Icelanders are proud of their Viking heritage, their independent spirit, and their language that is difficult for outsiders to pronounce, let alone speak. They are direct in their communication to the point outsiders may think they are rude. However, Cultural Detective Iceland will help you learn that not being direct is considered dishonest in this culture that values honesty, accountability, independence, and friendship. By nature, Icelanders are laid-back and open-minded, and keeping one’s word tends to carry the same weight as legal and contractual arrangements.

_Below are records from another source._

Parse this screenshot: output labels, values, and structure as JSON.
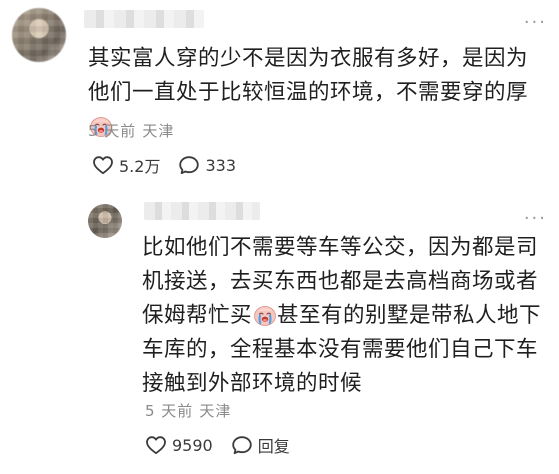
{
  "comments": [
    {
      "text_before_emoji": "其实富人穿的少不是因为衣服有多好，是因为他们一直处于比较恒温的环境，不需要穿的厚",
      "text_after_emoji": "",
      "emoji": "crying-face",
      "meta": {
        "time": "5 天前",
        "location": "天津"
      },
      "likes": "5.2万",
      "replies": "333",
      "more_icon": "more-dots"
    }
  ],
  "reply": {
    "text_before_emoji": "比如他们不需要等车等公交，因为都是司机接送，去买东西也都是去高档商场或者保姆帮忙买",
    "text_after_emoji": "甚至有的别墅是带私人地下车库的，全程基本没有需要他们自己下车接触到外部环境的时候",
    "emoji": "crying-face",
    "meta": {
      "time": "5 天前",
      "location": "天津"
    },
    "likes": "9590",
    "reply_label": "回复",
    "more_icon": "more-dots"
  },
  "icons": {
    "like": "heart-icon",
    "comment": "speech-bubble-icon",
    "more": "more-dots-icon"
  },
  "colors": {
    "text": "#1f1f1f",
    "meta": "#8a8a8a",
    "icon": "#3a3a3a"
  }
}
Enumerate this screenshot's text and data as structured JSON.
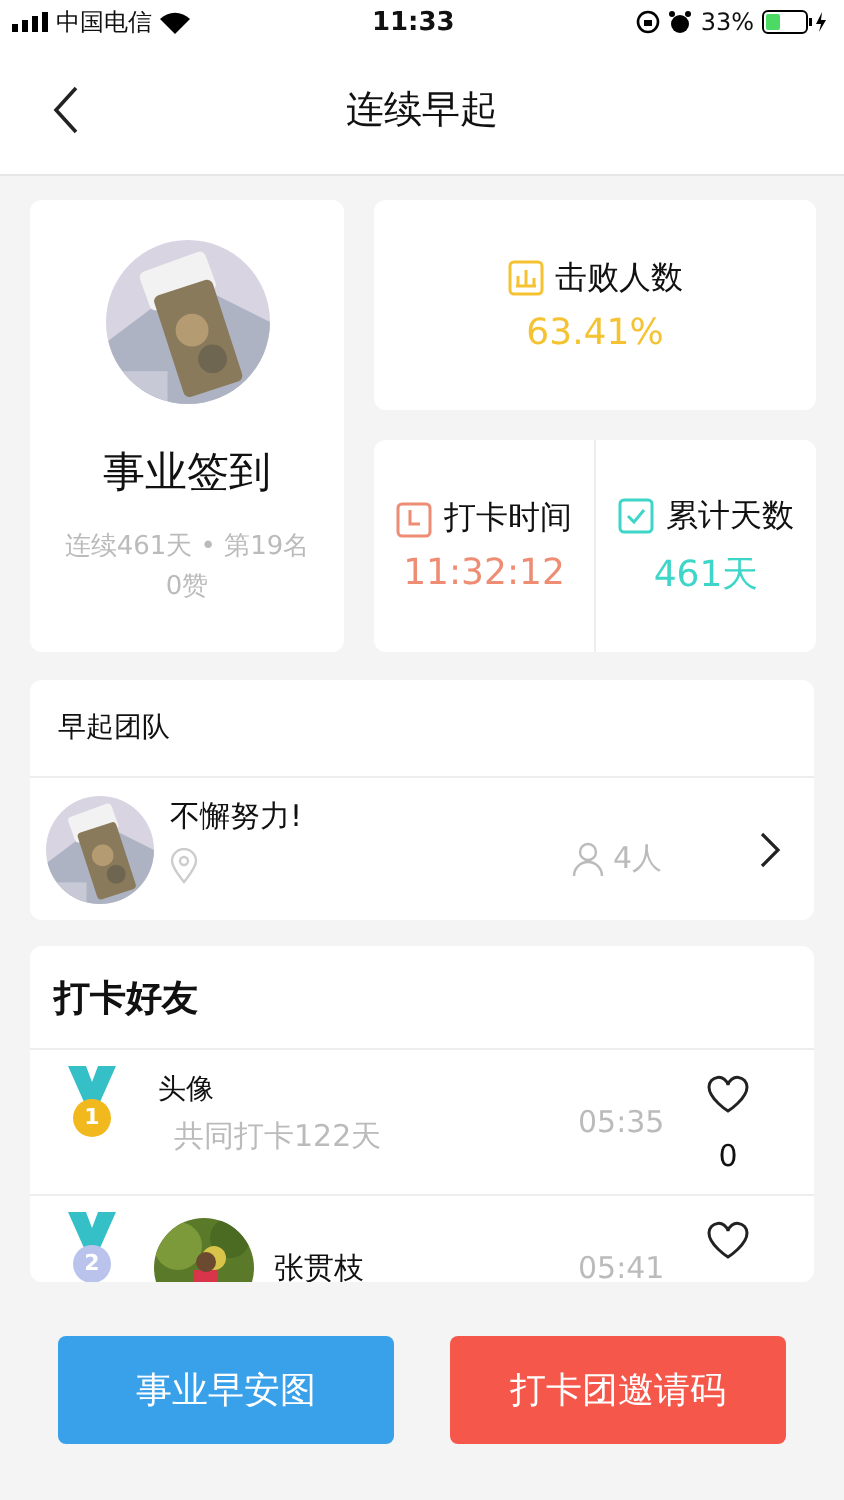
{
  "status_bar": {
    "carrier": "中国电信",
    "time": "11:33",
    "battery": "33%"
  },
  "nav": {
    "title": "连续早起"
  },
  "profile": {
    "name": "事业签到",
    "stats": "连续461天 • 第19名",
    "likes": "0赞"
  },
  "stats": [
    {
      "kind": "chart",
      "label": "击败人数",
      "value": "63.41%",
      "color": "#f5c232"
    },
    {
      "kind": "clock",
      "label": "打卡时间",
      "value": "11:32:12",
      "color": "#ee8c74"
    },
    {
      "kind": "check",
      "label": "累计天数",
      "value": "461天",
      "color": "#3dd6c8"
    }
  ],
  "team": {
    "title": "早起团队",
    "name": "不懈努力!",
    "members": "4人"
  },
  "friends": {
    "title": "打卡好友",
    "rows": [
      {
        "rank": "1",
        "color": "#f2b91e",
        "kind": "broken",
        "avatar_alt": "头像",
        "together": "共同打卡122天",
        "time": "05:35",
        "likes": "0"
      },
      {
        "rank": "2",
        "color": "#b9c3ec",
        "name": "张贯枝",
        "time": "05:41"
      }
    ]
  },
  "buttons": [
    {
      "label": "事业早安图",
      "color": "#39a0ea"
    },
    {
      "label": "打卡团邀请码",
      "color": "#f5574a"
    }
  ]
}
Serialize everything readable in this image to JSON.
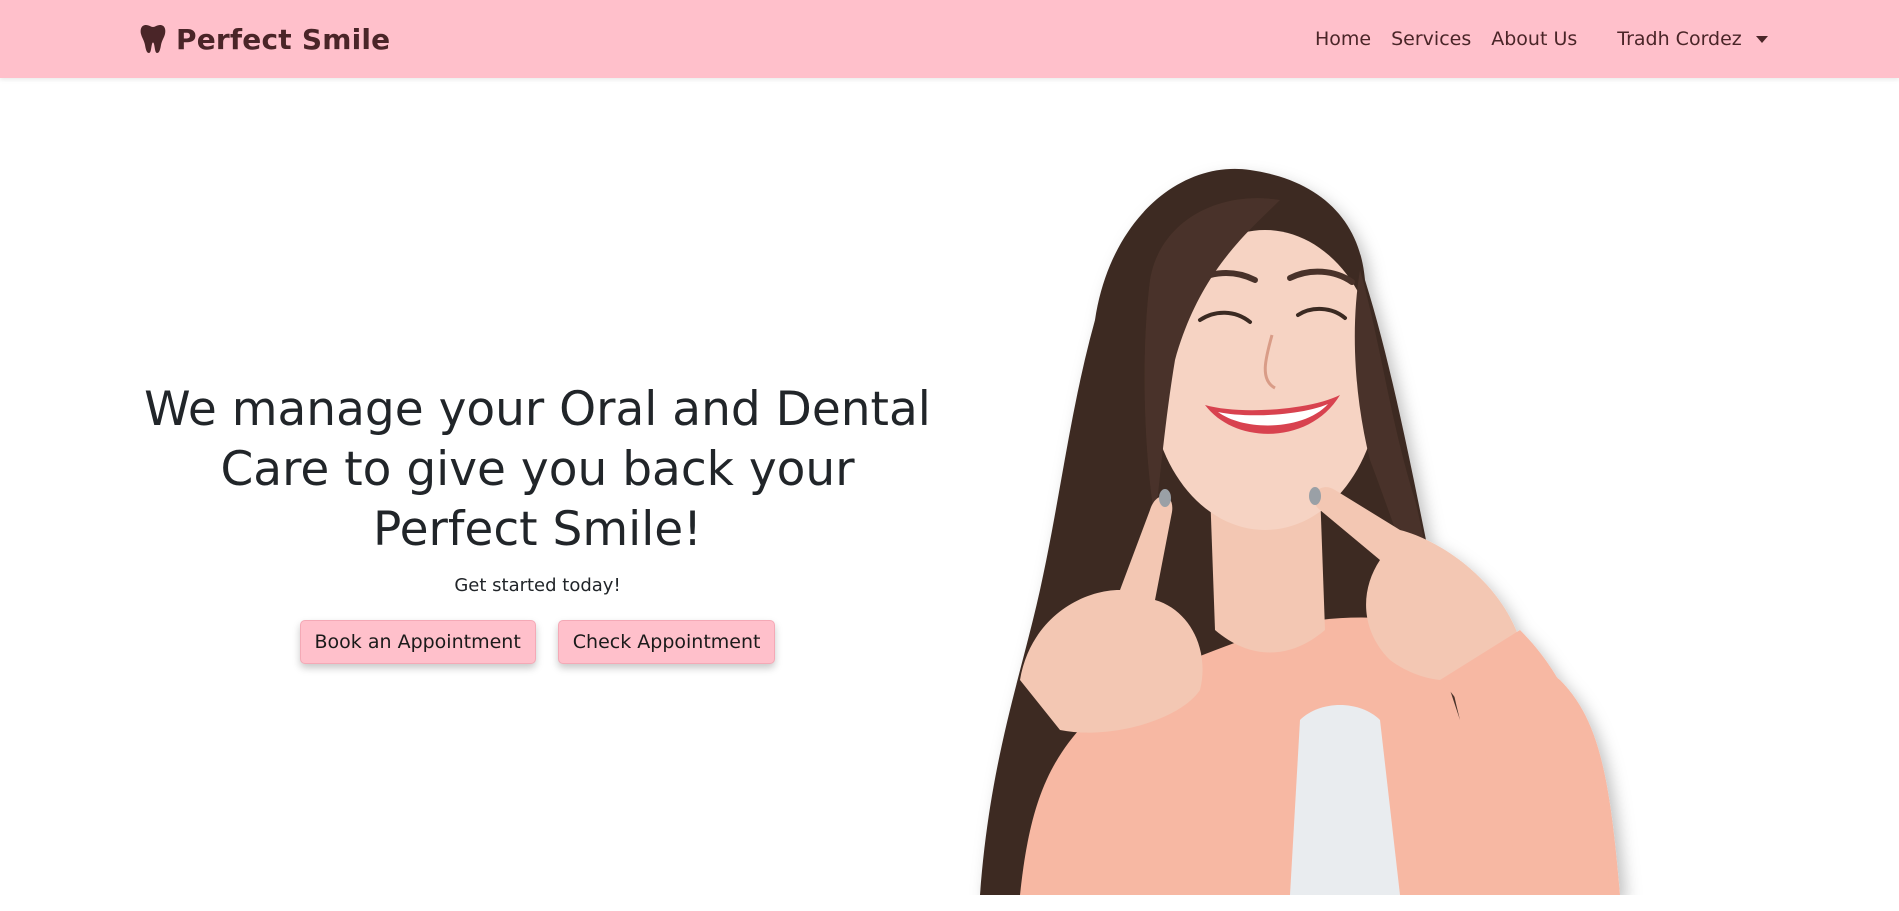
{
  "navbar": {
    "brand": {
      "icon": "tooth-icon",
      "name": "Perfect Smile"
    },
    "links": [
      {
        "label": "Home"
      },
      {
        "label": "Services"
      },
      {
        "label": "About Us"
      }
    ],
    "user": {
      "name": "Tradh Cordez",
      "icon": "caret-down-icon"
    }
  },
  "hero": {
    "title": "We manage your Oral and Dental Care to give you back your Perfect Smile!",
    "subtitle": "Get started today!",
    "buttons": {
      "book": "Book an Appointment",
      "check": "Check Appointment"
    },
    "image": {
      "subject": "smiling-woman-pointing-at-cheeks"
    }
  },
  "colors": {
    "navbar_bg": "#ffc0cb",
    "brand_text": "#4a2528",
    "button_bg": "#ffc0cb",
    "text_dark": "#212529"
  }
}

Iceland’s economy is highly export-driven. Traditionally, fish and fish products have been the main exports, yet today, Iceland also exports a whole range of products and services including medical products, diagnostic technology, medical software, computer gaming software, geothermal and hydroelectric energy know-how, and bottled water. Cultural Detective Iceland explores some of the underlying values that influence business interaction in the Icelandic context.
Cultural Detective Iceland contains the following stories and critical incidents:
- It’s Not Part of My Job:
The newly arrived Icelandic operations manager of a Danish company is surprised at the response to his request for help unloading a van at the end of the day.
- Meeting the Family:
A young Polish immigrant meets his Icelandic girlfriend’s family for the first time.
- Scheduling a Time to Talk:
A US American woman is confused by Icelandic flexibility toward time.
- Closing the Deal:
The Icelandic software team is surprised at a Spanish customer’s reaction to the delivered product.
- Reprimand at Work:
A long-term employee from the Philippines, working for an Icelandic manufacturing firm, quits his job after being publically reprimanded.
- Delivery Dates:
An Icelandic director of research travels to India to find out what is delaying completion of assigned research projects.
- Power of Meetings, The:
A newly acquired French subsidiary is not pleased with the decision of the Icelandic company to implement new software.